I’m not exactly sure why Nintendo decided to port over Miitopia to the Nintendo Switch but you can now play a remaster of the Nintendo 3DS game. While I played the original on the Nintendo 3DS, it was never something I thought I’d return to but as the game has found another home with the Switch, I figured it’d be good to revisit the quirky RPG from Nintendo that incorporates Miis in a fun and interesting way.
Miis have been a staple of Nintendo since the launch of the Nintendo Wii in 2006. We’ve seen them in Wii Sports, as well as other titles that allow you to use your Mii, like Mario Kart 8 o Wii Fit. So, it’s curious to see them star in their own title eleven years later for the Nintendo 3DS that allows you to use Miis in an RPG. While the presentation is rather silly, the game itself is fun to play.
Miitopia plays on familiar beats, such as asking your Mii to save the kingdom from the Dark Lord, the great thing about this title is it pulls Miis from the community and fills the game with them creating a unique experience that only Nintendo can replicate. While I found it gimmicky, it was certainly very Nintendo in execution.
Miitopia is fun in small sessions
The Dark Lord is stealing faces and using said faces to fuel his monster army, it’s rather distressing seeing the face of my friend on a giant monster out to kill me, but, it’s also rather liberating, due to all the times my friend drank my beer at a bar or a party. As the hero of Miitopia, you are tasked to build a party and rid the land of the Dark Lord. If you don’t like the faces of your friends and enemies, you can head online and pick from other people’s creations from all over the world.
This is a class-based title that features 12 classes and to a lesser extent, personalities, which include Kind, Energetic, Laid-back, Cool, Stubborn, Airheaded and Cautious. Kind, for example, will protect your allies in battle, being cool allows you to dodge attacks, stubborn will repeat actions, etc. Jobs include standards like a mage, warrior, thief and then others like scientist, princess, pop star and chef. To compare, the job system is reminiscent of games like Dragon Quest or Bravely Default, as they help determine your character’s stats and skills. It’s exciting learning and unlocking new classes and abilities and utilizing them in battle, and the steady pace of unlocking everything rolls out at a commendable pace.
Miitopia is through and through a traditional RPG where you and your enemy take turns attacking each other. You oversee your character; however, your party is largely automated and acts following the situation, it sounds simple, but Nintendo incorporates its class and personality systems into the bigger picture and utilizes them into combat.
Having your team grow closer and dependant on each other as you adventure and battle throughout the world. Each character that joins can grow and have relationships with individual characters, growing closer will give them bonuses. The results vary depending on who but your team might be in danger for example and one teammate is near death, someone they are close to will jump in and take the hit, or attack right after them and deal double the damage. This isn’t even all you’ll see, there are numerous ways friendships will play out.

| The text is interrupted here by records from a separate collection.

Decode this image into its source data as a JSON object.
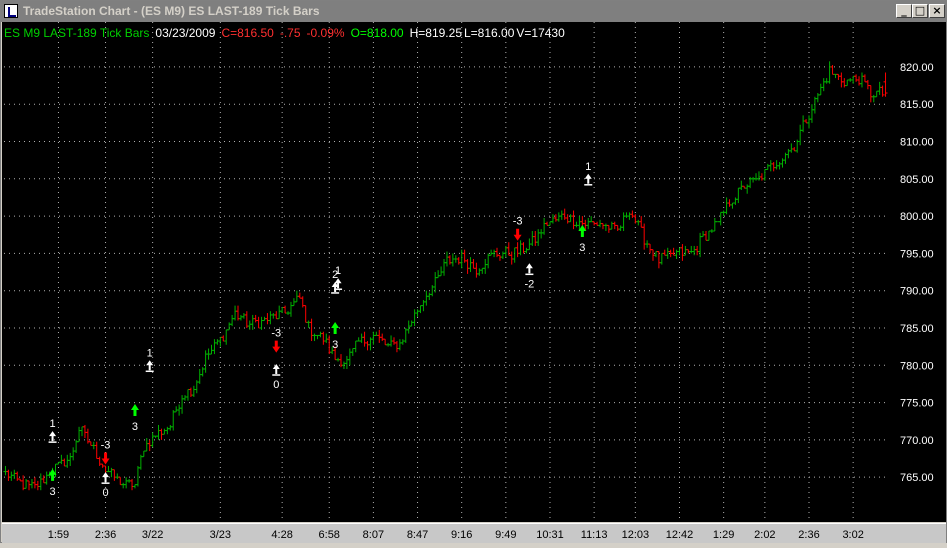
{
  "window": {
    "title": "TradeStation Chart - (ES M9) ES LAST-189 Tick Bars",
    "minimize": "_",
    "maximize": "□",
    "close": "×"
  },
  "info": {
    "symbol": "ES M9 LAST-189 Tick Bars",
    "date": "03/23/2009",
    "close": "C=816.50",
    "change": "-.75",
    "change_pct": "-0.09%",
    "open": "O=818.00",
    "high": "H=819.25",
    "low": "L=816.00",
    "volume": "V=17430"
  },
  "colors": {
    "background": "#000000",
    "up_bar": "#00b000",
    "down_bar": "#ff0000",
    "grid": "#b0b0b0",
    "info_symbol": "#00d000",
    "info_date": "#ffffff",
    "info_close": "#ff3030",
    "info_open": "#00ff00",
    "info_other": "#ffffff",
    "buy_arrow": "#00ff00",
    "sell_arrow": "#ff0000",
    "marker": "#ffffff"
  },
  "chart_data": {
    "type": "bar",
    "subtype": "ohlc-tick-bars",
    "grid": true,
    "y_axis_side": "right",
    "ylim": [
      761,
      822
    ],
    "y_ticks": [
      765,
      770,
      775,
      780,
      785,
      790,
      795,
      800,
      805,
      810,
      815,
      820
    ],
    "y_tick_labels": [
      "765.00",
      "770.00",
      "775.00",
      "780.00",
      "785.00",
      "790.00",
      "795.00",
      "800.00",
      "805.00",
      "810.00",
      "815.00",
      "820.00"
    ],
    "x_count": 300,
    "x_ticks": [
      {
        "label": "1:59",
        "i": 18
      },
      {
        "label": "2:36",
        "i": 34
      },
      {
        "label": "3/22",
        "i": 50
      },
      {
        "label": "3/23",
        "i": 73
      },
      {
        "label": "4:28",
        "i": 94
      },
      {
        "label": "6:58",
        "i": 110
      },
      {
        "label": "8:07",
        "i": 125
      },
      {
        "label": "8:47",
        "i": 140
      },
      {
        "label": "9:16",
        "i": 155
      },
      {
        "label": "9:49",
        "i": 170
      },
      {
        "label": "10:31",
        "i": 185
      },
      {
        "label": "11:13",
        "i": 200
      },
      {
        "label": "12:03",
        "i": 214
      },
      {
        "label": "12:42",
        "i": 229
      },
      {
        "label": "1:29",
        "i": 244
      },
      {
        "label": "2:02",
        "i": 258
      },
      {
        "label": "2:36",
        "i": 273
      },
      {
        "label": "3:02",
        "i": 288
      }
    ],
    "price_path": [
      [
        0,
        765.5
      ],
      [
        6,
        764
      ],
      [
        10,
        763.5
      ],
      [
        16,
        766
      ],
      [
        22,
        767.5
      ],
      [
        25,
        771.5
      ],
      [
        28,
        770
      ],
      [
        34,
        766
      ],
      [
        40,
        764
      ],
      [
        44,
        764
      ],
      [
        47,
        769
      ],
      [
        52,
        771
      ],
      [
        56,
        772
      ],
      [
        60,
        776
      ],
      [
        64,
        777
      ],
      [
        68,
        781
      ],
      [
        74,
        784
      ],
      [
        78,
        787
      ],
      [
        83,
        785.5
      ],
      [
        88,
        786
      ],
      [
        95,
        787
      ],
      [
        100,
        789
      ],
      [
        103,
        785
      ],
      [
        108,
        783.5
      ],
      [
        112,
        781
      ],
      [
        116,
        780.5
      ],
      [
        120,
        783
      ],
      [
        125,
        784
      ],
      [
        130,
        782.5
      ],
      [
        134,
        783
      ],
      [
        138,
        786
      ],
      [
        142,
        789
      ],
      [
        146,
        791
      ],
      [
        150,
        794
      ],
      [
        155,
        794.5
      ],
      [
        160,
        793
      ],
      [
        166,
        795
      ],
      [
        172,
        795
      ],
      [
        178,
        796
      ],
      [
        184,
        799
      ],
      [
        190,
        800
      ],
      [
        196,
        799
      ],
      [
        202,
        799
      ],
      [
        208,
        798
      ],
      [
        212,
        801
      ],
      [
        217,
        797
      ],
      [
        222,
        794
      ],
      [
        228,
        795
      ],
      [
        233,
        795
      ],
      [
        238,
        797.5
      ],
      [
        242,
        799
      ],
      [
        246,
        802
      ],
      [
        251,
        804
      ],
      [
        256,
        805
      ],
      [
        260,
        806.5
      ],
      [
        264,
        808
      ],
      [
        268,
        809.5
      ],
      [
        272,
        813
      ],
      [
        277,
        817
      ],
      [
        280,
        819.5
      ],
      [
        285,
        818
      ],
      [
        290,
        818.5
      ],
      [
        294,
        816.5
      ]
    ],
    "last_bar": {
      "open": 818.0,
      "high": 819.25,
      "low": 816.0,
      "close": 816.5,
      "volume": 17430
    },
    "markers": [
      {
        "i": 16,
        "price": 765.3,
        "kind": "buy",
        "label": "3"
      },
      {
        "i": 16,
        "price": 770.5,
        "kind": "exit",
        "label": "1"
      },
      {
        "i": 34,
        "price": 765.0,
        "kind": "exit",
        "label": "0"
      },
      {
        "i": 34,
        "price": 767.5,
        "kind": "sell",
        "label": "-3"
      },
      {
        "i": 44,
        "price": 774.0,
        "kind": "buy",
        "label": "3"
      },
      {
        "i": 49,
        "price": 780.0,
        "kind": "exit",
        "label": "1"
      },
      {
        "i": 92,
        "price": 779.5,
        "kind": "exit",
        "label": "0"
      },
      {
        "i": 92,
        "price": 782.5,
        "kind": "sell",
        "label": "-3"
      },
      {
        "i": 112,
        "price": 785.0,
        "kind": "buy",
        "label": "3"
      },
      {
        "i": 112,
        "price": 790.5,
        "kind": "exit",
        "label": "2"
      },
      {
        "i": 113,
        "price": 791.0,
        "kind": "exit",
        "label": "1"
      },
      {
        "i": 174,
        "price": 797.5,
        "kind": "sell",
        "label": "-3"
      },
      {
        "i": 178,
        "price": 793.0,
        "kind": "exit",
        "label": "-2"
      },
      {
        "i": 196,
        "price": 798.0,
        "kind": "buy",
        "label": "3"
      },
      {
        "i": 198,
        "price": 805.0,
        "kind": "exit",
        "label": "1"
      }
    ]
  }
}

There is no overworld, instead, you traverse in a Super Mario World-Esque world map that has many explorable areas that feature branching paths that hide treasure and items to collect. A lot of the exploration is automated and on-rails and for the most part, you move through each section while collecting, battling, and exploring.
Inns are essential to growth, here you feed your Miis as well as play minigames and purchase new gear, you can even socialize and date! It isn’t your typical experience however, it’s hands-off in a sense, but the experience makes up for what you are used to seeing in other games. It’s a pleasant experience for the most part and does appeal to the classical RPG mechanics we’ve grown accustomed to.
While my time near the end of Miitopia began to wear me down, the simplicity of the story offers a fun, simple experience. Kids will certainly love using the Miis and perfecting their party and the mechanics are solid enough to be enjoyable. There isn’t much in terms of new content but if you want something that’ll make you laugh and introduce your kids to a new genre, taking up arms against the Dark Lord would be one of the best ways to do that. For what it is, Miitopia is a fun romp through the quirky side of Nintendo’s offerings.
[A copy of the game was provided by the publisher for review purposes.]